- Made a list of all persons we had harmed and became willing to make amends to them all.
- Made direct amends to such people wherever possible, except when to do so would injure them or others.
- Continued to take personal inventory and when we were wrong promptly admitted it.
- Sought through prayer and meditation to improve our conscious contact with God as we understood Him, praying only for knowledge of His Will for us and the power to carry that out.
- Having had a spiritual awakening as the results of these Steps, we tried to carry this message to alcoholics, and to practice these principles in all our affairs.
For additional information on AlcoholicFor additional information on Alcoholics Anonymous or to find an AA meeting near you, visit www.aa.org. For information on Narcotics Anonymous or to find an NA meeting near you, visit www.na.org.
Introduction to the 12 Step Program
What are the 12 Steps of recovery?
What are the 12 Steps of recovery? We hear this often, so to help patients who have minimal or no knowledge of the 12 Steps approach to recovery, we apply the research-based and thoroughly tested Open Doorways toolkit developed by the Treatment Research Institute (TRI) in Philadelphia. This method of introduction guides patients through a series of interactive sessions, including:
- Asking questions about the 12 Steps: This introduces the Steps and allows patients to voice any questions and concerns. For instance, 12 Step encourages reliance on a spiritual foundation, but many groups give individuals the freedom to choose their own version of a “Higher Power.” This choice often helps patients let go of any religious resentments or preconceived prejudices toward spiritual practices.
- Finding the right fit: This session encourages patients to attend a 12 Step meeting to join a group that may be instrumental in the patient’s ‘community of recovery.’
- The first three steps: Patients are introduced to the first three Steps.
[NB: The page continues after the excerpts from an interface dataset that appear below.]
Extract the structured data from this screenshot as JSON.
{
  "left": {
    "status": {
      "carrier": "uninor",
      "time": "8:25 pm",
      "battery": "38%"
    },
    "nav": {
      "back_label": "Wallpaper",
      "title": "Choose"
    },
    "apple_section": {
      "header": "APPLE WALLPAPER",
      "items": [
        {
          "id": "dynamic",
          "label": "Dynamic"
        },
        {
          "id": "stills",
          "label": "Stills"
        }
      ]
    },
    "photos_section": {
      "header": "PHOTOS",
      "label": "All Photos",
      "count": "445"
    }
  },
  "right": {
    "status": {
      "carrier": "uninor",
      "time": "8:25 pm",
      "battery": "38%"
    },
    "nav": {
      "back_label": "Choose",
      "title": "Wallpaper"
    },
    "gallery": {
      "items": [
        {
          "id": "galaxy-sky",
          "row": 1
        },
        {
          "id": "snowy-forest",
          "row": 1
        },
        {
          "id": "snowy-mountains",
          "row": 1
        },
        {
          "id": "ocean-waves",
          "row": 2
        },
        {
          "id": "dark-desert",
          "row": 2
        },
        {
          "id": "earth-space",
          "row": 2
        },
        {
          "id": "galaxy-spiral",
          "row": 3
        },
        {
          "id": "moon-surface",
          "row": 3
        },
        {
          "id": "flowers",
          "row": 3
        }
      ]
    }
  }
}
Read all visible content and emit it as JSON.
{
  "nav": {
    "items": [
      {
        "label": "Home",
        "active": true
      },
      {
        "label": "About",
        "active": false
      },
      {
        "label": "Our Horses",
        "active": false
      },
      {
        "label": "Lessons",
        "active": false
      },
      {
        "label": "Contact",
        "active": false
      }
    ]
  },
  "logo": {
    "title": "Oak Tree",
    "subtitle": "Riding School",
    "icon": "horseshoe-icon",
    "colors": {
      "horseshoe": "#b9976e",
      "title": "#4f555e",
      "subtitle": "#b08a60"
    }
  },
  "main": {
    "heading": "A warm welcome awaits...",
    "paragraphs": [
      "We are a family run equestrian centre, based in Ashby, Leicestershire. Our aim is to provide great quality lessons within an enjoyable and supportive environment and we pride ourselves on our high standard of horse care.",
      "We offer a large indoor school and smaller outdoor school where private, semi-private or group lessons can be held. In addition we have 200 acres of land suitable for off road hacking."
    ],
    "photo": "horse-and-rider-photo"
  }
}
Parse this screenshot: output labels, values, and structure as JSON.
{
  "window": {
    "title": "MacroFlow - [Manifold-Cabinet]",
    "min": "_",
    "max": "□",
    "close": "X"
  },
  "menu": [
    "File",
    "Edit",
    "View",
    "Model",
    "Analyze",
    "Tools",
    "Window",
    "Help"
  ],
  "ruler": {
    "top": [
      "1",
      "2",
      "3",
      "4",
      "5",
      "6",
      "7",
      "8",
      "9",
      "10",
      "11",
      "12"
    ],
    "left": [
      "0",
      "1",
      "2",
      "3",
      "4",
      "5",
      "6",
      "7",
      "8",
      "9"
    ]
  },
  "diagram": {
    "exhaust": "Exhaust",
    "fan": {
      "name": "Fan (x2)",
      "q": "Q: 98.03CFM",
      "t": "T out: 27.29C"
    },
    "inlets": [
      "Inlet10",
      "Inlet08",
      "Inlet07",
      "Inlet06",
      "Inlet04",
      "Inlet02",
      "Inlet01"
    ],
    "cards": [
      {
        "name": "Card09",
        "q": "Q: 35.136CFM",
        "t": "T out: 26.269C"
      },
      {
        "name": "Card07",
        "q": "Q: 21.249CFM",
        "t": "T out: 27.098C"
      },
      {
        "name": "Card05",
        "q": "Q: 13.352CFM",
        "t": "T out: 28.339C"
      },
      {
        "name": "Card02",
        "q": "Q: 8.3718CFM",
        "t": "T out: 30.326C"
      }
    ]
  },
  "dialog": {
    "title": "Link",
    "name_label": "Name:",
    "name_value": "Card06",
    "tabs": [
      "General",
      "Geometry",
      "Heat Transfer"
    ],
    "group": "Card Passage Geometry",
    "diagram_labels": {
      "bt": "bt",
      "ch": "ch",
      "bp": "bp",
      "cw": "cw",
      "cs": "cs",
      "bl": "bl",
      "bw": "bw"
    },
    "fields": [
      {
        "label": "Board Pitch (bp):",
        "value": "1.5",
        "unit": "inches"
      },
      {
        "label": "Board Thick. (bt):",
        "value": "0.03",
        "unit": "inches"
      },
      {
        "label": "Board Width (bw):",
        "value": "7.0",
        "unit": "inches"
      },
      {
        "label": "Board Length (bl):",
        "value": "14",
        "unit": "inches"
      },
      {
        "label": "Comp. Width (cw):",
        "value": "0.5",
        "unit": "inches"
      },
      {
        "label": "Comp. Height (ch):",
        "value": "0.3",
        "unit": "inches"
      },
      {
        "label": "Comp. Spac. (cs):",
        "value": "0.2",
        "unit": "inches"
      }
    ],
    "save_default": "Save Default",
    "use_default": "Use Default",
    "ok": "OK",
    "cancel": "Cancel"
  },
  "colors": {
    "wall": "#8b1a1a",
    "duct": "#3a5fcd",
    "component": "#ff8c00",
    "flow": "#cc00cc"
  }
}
They’ll explore themes of acceptance, powerlessness, and surrender. They’ll reflect on what a Higher Power means to them and learn to recognize defense mechanisms that keep them stuck in addictive patterns.
- Sponsorship and making connections: Here, patients become familiar with the sponsor and sponsee relationship, and are taught the importance of making connections with others.
- Building healthy relationships: This session helps develop a further understanding about the 12 Steps and encourages patients to attend meetings and work the Steps.
Applying the 12 Steps
The 12 Step approach to rehabilitation treatment is embraced throughout the world, so you can find support where you are or wherever you go. Accordingly, we advise patients to keep in contact with ‘sober supports’ they make during treatment at one of our locations. The definition of a recovery support varies for each person – it could be someone who helps you continue your 12 Step education, teaches you more about each specific step, or even a buddy to introduce you to other people in recovery. We’ll help you surround yourself with 12 Step connections.